Starting tomorrow I will play seven games over a five day period. First, tomorrow I will have my regular Thursday night game. Then, this weekend, I will play in the WI State Championship for the first time ever.
I’ve decided to use a technique that I have read about many times, which is the concept of focusing on one thing for a tournament and making that the central theme of the event.
My plan is to focus on targets. I know that this is a weakness of mine. I can recall GM Grivas telling me after beating me in a clock simul that the issue was that he had targets whereas I did not.
So each time I sit down at the board I am going to remind myself to look for targets, both for myself and for my opponent, on pretty much every move.
When I find a target for myself I am going to work out how to best isolate and attack it. When I find a target for my opponent I am going to work out how to best defend it.
The idea with this singular focus tournament is that if you get to the point where you have begun to engage in whatever behavior you are looking to, then you are one step closer to becoming a stronger player.
I’ve been too focused on rating. I need to let go of the rating aspect of things and just focus on my playing strength. If I work on my strength then the rating will come. I just have to trust in my abilities and have some faith in myself.
The truth is that my training has been going well lately. I have been getting in some solid study time every day, and that should hopefully start paying off at some point.
So now I’m going to start working on my issues one by one. Tournament by tournament.
I expect this approach to pay dividends in the very near term.
The Sinquefield Cup kicked off today, and there were three winners right out of the gate with Aronian defeating Nepomniatchtchi, Karjakin taking advantage of a Svidler implosion, and the game I’m talking about here, which saw Wesley lose to MVL.
The game was the 6.a4 Italian, which seems to be surging in popularity these days.
In fact, at the Olympiad in 2016 Wesley won a very nice game in this same opening against Nepo. That game went like this:
Perhaps fearing Maxime’s prep, Wesley chose to play 8…h6 instead of 8…Ba7.
Then, on his 40th move Wesley missed 40…Kf6 and instead put his king on d8 which saw the Frenchman quickly bring home the full point.
Hopefully the number of wins in this round sets the tone for the rest of the event.
For the past week I have been afflicted with a fairly serious ear infection. The most annoying part of this illness is that it makes it difficult to properly study chess.
I have still been doing tactical drills for 30-40 minutes daily, along with playing through a bunch of GM games in lines I plan on playing in the coming week based on upcoming club games, but that’s about it.
No actual work. No solving. No analyzing my own games deeply. Nothing.
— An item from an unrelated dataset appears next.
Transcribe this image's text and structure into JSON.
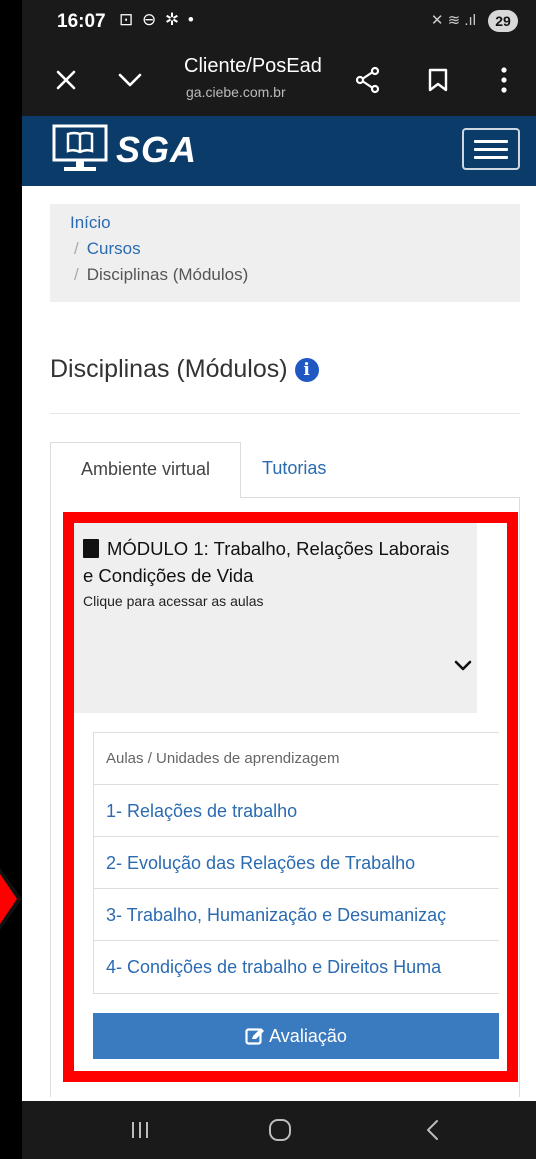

It’s hard to do real work when your head feels like a balloon. This makes it tough to focus in any meaningful way. Luckily I’m now on day three of a ten day course of medication to cure the problem, but it may be another few days before I am close to 100% again.
There is also a bad news/good news aspect to this. The bad news is that with really aggressive goals of finishing one Yusupov book per month for the next two months this puts me far behind the timeline of where I need to be.
The good news though, and this is the part that I am choosing to focus on currently, is that I have not used this illness as an excuse to stop working completely.
While it seems likely that my tactical drills are having limited impact since my ability to learn new patterns is probably affected by my inability to focus clearly, I am certain that I am at the very least staying sharp with the patterns I already know.
In the “old days” (i.e. prior to the Quality Chess Challenge) I would have used illness as a reason to just take a complete break.
Instead I have stayed active to the best of my ability.
Here’s hoping that I recover soon and can get back to real work, but until then I’ll just keep plodding along.